6 Reasons To Use Fiber On Your Next Project
Connecting the right cable in the right place is obviously essential for pro AV systems integrators, but choosing the right type of cabling for the job can be just as important. We've all heard the stereotypes, as the fiber versus copper debate has been raging for more than a decade.
“With fiber, run it with the power cable — it just doesn't matter,” Commare says. “Where you run it doesn't become an issue unless you put it somewhere where a door can slam on it.”
Fiber can even be run in the same conduit with a low-voltage electrical line. For instance, Caidar notes, the wires carrying power for a projector bulb can be packaged with the fiber carrying the video signal to that projector, making for simpler installation without causing any crosstalk problems. In many parts of the United States, fiber can also be run without conduit, simplifying installation and reducing cost. (Check with local codes for specific conduit requirements in your area.)
This immunity to interference, coupled with fiber's ability to carry signals greater distances without loss of quality, means more consistent results, maintains Lopinto. With copper connections, he says, “you may have 10 plasmas all showing the same image, but they all look different.”

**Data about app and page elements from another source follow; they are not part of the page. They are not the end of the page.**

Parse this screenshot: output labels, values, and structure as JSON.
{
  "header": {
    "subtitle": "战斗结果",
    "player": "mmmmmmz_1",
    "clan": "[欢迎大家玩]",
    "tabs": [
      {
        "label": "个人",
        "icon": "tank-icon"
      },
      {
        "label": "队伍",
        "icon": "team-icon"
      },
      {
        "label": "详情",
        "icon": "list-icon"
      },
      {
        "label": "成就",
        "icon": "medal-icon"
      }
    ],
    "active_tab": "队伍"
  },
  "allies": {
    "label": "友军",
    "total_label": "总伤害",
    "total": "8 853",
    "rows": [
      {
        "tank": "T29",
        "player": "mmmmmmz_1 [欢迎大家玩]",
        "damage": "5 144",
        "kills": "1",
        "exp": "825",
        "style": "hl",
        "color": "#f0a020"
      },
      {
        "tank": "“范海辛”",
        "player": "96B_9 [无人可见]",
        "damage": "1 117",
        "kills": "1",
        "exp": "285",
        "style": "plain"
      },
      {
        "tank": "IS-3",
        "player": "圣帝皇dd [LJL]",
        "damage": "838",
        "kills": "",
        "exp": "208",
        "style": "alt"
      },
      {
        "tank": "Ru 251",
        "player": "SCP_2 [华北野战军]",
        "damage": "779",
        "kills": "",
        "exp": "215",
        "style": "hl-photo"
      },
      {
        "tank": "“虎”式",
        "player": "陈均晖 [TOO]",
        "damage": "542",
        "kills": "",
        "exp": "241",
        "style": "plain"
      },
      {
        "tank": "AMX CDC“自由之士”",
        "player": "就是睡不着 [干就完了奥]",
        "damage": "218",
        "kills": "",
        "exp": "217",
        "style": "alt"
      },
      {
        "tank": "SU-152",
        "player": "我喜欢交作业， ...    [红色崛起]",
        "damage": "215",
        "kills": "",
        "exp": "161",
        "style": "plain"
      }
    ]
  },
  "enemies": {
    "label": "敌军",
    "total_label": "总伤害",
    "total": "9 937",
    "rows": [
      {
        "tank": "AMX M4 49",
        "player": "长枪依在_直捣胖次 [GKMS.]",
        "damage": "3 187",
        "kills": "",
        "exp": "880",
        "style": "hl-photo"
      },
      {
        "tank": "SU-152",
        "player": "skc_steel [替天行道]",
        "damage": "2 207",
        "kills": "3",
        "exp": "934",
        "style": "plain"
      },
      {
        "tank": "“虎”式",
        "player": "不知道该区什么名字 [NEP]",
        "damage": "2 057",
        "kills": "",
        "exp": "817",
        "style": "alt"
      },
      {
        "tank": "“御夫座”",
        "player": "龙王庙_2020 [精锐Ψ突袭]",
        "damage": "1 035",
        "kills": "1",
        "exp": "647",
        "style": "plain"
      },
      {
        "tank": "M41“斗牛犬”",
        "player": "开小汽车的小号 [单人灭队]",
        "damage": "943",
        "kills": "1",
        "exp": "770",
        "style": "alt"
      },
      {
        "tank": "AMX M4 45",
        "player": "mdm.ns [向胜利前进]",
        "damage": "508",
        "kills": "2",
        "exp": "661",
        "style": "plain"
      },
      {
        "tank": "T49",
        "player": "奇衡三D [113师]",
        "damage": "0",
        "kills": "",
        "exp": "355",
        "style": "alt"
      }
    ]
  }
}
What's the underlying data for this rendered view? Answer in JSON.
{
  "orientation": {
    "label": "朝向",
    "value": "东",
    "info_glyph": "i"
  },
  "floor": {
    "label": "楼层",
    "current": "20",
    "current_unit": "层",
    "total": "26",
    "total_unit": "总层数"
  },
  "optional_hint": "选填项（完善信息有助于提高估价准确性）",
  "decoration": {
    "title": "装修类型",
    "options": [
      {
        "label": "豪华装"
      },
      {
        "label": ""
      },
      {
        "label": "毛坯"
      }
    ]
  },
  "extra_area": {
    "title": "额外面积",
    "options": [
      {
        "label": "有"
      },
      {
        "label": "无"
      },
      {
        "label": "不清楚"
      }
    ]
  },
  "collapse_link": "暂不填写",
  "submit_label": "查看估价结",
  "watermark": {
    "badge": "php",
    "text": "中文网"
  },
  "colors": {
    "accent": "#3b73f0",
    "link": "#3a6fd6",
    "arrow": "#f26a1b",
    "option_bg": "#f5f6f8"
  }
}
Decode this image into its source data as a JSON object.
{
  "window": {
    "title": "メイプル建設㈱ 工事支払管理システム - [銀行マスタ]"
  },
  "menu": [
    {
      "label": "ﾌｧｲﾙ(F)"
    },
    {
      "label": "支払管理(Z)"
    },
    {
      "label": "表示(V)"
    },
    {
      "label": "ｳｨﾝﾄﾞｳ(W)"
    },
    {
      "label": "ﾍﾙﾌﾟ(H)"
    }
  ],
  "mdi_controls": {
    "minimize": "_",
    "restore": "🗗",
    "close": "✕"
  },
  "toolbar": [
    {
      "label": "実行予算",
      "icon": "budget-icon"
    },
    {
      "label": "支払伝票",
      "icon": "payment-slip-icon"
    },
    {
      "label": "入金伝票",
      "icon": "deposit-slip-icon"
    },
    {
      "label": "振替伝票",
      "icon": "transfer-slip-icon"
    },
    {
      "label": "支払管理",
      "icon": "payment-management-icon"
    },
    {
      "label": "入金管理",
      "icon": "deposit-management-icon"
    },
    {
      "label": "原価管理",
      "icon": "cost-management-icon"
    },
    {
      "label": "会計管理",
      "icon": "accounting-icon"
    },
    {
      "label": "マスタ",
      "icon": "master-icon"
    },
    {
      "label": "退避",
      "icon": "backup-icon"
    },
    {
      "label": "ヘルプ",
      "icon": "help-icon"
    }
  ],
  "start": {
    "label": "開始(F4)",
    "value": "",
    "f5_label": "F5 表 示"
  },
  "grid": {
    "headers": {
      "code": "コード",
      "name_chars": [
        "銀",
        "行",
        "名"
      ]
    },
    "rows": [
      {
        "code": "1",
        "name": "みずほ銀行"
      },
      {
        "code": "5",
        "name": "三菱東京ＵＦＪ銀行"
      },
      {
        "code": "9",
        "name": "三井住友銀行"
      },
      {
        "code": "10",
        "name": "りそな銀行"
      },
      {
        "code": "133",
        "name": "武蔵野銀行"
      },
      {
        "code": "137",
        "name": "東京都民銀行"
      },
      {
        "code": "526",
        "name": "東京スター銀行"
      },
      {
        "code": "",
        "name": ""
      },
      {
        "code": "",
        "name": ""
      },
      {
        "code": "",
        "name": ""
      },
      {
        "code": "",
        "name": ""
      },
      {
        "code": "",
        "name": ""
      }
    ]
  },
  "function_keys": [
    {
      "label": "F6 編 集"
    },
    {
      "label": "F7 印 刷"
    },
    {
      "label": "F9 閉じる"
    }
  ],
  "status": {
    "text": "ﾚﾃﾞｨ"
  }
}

Interference and distance from the source may affect brightness, color balance, and clarity. With fiber, “you get absolute consistency from one display to the next, regardless of what the length is back to the source,” he says.
But Al Keltz, general manager of Whirlwind, adds a qualifier to this. While analog signals over copper wire are highly vulnerable to interference, Keltz says, digital signals are less so, even when transmitted over copper. Keltz says he wouldn't run any copper AV cabling parallel to electrical cables for any distance, but other than that few environmental factors would have much effect on a digital signal.5 Fiber doesn't radiate signals like copper cable.
“Fiber cable, because it's not electrical, doesn't act like an antenna and radiate a signal,” Lopinto says. That makes fiber communications more secure than transmissions over copper cabling. “It's very hard to tap into fiber-optic cable,” Caidar says. “It's very easy to tap into coax and very easy to tap into twisted pair.”
Does this security matter in AV applications? Not always. If you're carrying audio signals from a stage to a mixer, or a video image of a conference speaker on stage from a camera to a projector that will display a large image on a screen above the speaker's head, you're not dealing in sensitive information. But consider video from surveillance cameras being transmitted back to a bank of monitors or a private videoconference. Caidar says fiber is especially popular in government and military installations for this reason.
The fact that fiber doesn't radiate a signal can be important for another reason — running fiber alongside copper cabling won't be subject to interference from the adjoining copper; nor will it cause any interference on the nearby cable. This could also be important where fiber runs close to sensitive electronics, such as in a hospital, suggests Barlow.6 Fiber doesn't cost as much as you think.
In bulk, fiber costs about eight cents a foot. Cat5 twisted-pair cable costs about five cents a foot. The copper cable is cheaper — but fiber has greater capacity. Therefore, it can be cheaper when bandwidth requirements are high.
The bills for fiber start mounting when you look at the supporting electronics, which to date have cost more than their counterparts for copper. But that cost is coming down. The need to convert signals from electronic to optical is even being eliminated in some cases. In fact, some manufacturers have begun including optical outputs in video cameras, Hall says. And in longer-distance installations, the need for more switches or repeaters to enable copper to go the distance can make fiber the cheaper alternative.